A Deteriorating Landscape
Sisi has repeatedly stated that at a time that Egypt has faced a wave of terror attacks and severe economic hardships, the role of the media should be to back the state and mobilize the public behind the president’s declared goals. “I envy President Nasser. He had all the media on his side,” Sisi said a few months after he became president. And since, journalists and private television channels have come under intense pressure to follow the state line. Presenters of popular television shows who aired opposition or critical views disappeared from Egypt’s television screens, starting with Bassem Youssef, who presented a late night comedy show, followed by journalists Reem Maged, Yosri Foda, Dina Abdel-Rahman, and Lillian Dawood. Dawood, a Lebanese national was deported to Beirut with her personal bag less than an hour after her contract with independent channel ONTV ended.
The latest victim in this fallout among popular television presenters is particularly alarming. Ibrahim Eissa was a strong supporter of the ouster of Morsi and the Brotherhood’, and was even given the first opportunity to interview Sisi when he was running as a candidate for president in early 2014. Nevertheless, after Eissa attacked an agreement Sisi signed with Saudi Arabia in April handing over to Riyadh two strategic Red Sea islands, Tiran and Sanafir, there was little tolerance among government circles for his critical views. Eissa also lashed out at the parliament after a number of deputies said they wanted to change the constitution to allow more military trials in light of ongoing terror attacks, and expand the presidential term to six, instead of four years.

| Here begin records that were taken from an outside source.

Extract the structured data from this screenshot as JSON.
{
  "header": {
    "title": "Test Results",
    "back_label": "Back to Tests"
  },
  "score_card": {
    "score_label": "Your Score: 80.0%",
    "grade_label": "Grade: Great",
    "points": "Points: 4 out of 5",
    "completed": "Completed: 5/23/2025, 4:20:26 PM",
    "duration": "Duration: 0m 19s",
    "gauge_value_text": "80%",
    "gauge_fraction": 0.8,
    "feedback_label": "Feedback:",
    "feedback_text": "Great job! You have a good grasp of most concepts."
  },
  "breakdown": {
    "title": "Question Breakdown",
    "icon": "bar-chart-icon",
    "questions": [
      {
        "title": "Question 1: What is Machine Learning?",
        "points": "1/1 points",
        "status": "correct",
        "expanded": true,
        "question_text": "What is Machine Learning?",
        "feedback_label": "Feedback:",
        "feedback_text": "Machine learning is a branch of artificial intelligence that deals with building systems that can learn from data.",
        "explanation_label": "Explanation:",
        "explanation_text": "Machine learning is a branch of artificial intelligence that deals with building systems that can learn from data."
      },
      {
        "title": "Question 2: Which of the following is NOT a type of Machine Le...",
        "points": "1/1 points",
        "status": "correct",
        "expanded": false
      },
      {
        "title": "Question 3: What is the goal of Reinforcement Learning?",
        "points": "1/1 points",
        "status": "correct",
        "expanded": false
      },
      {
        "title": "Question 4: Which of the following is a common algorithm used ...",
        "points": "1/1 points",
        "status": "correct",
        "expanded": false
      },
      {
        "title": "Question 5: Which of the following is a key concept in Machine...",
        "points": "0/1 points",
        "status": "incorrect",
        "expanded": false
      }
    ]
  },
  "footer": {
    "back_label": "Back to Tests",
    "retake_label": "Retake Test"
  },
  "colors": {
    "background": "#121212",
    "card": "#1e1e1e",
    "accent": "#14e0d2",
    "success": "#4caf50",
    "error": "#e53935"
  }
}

Eissa came under harsh criticism: the Parliament’s Speaker of the House lashed out at him, and a lawyer filed a complaint against him, accusing him of incitement. Meanwhile, Member of Parliament Anwar Sadat, speculated that Eissa’s positions led to a backlash against his employer as well. The Ministry of Interior cancelled Le Marche, an annual major furniture fair organized by Tarek Nour, the owner of Al Qahera wal-Nas on which Eissa appeared, just three days before it was set to open. Later, the Ministry of Electricity announced that it was canceling a contract with Nour’s advertising agency to run an awareness campaign on conserving electricity. Eissa eventually suspended his show, saying it was a suitable move, “given the realities of the present moment.” A statement from Al Qahera wal-Nas said the move was in order for Eissa to focus on his writing.
Meanwhile, the Chairman of the Press Syndicate, Qallash along with two syndicate board members, await for the final ruling in the case filed against them, for allegedly providing refuge to two opposition journalists who attacked the agreement with Saudi Arabia.
Qallash, and Press Syndicate board members Khaled Balshi and Gamal Abdel Rehim, were all referred to trial, and were sentenced on November 19 to two years in jail. They appealed the ruling and their trial resumed on December 25. “We expect a sentence very soon,” Balshi told MENASource. “Qallash’s term ends in March, as well as half of the board of members including myself. The state clearly wants to influence our chances in competing in the upcoming elections, and to silence our voices,” he added.
Khaled Dawoud is currently Deputy Editor-in-Chief of Al-Ahram Weekly, an English-language weekly published by Egypt’s oldest news establishment, Al-Ahram. He is also the former official spokesman of social-liberal Al-Dostour Party established by Nobel Peace Prize Winner Dr. Mohamed ElBaradei.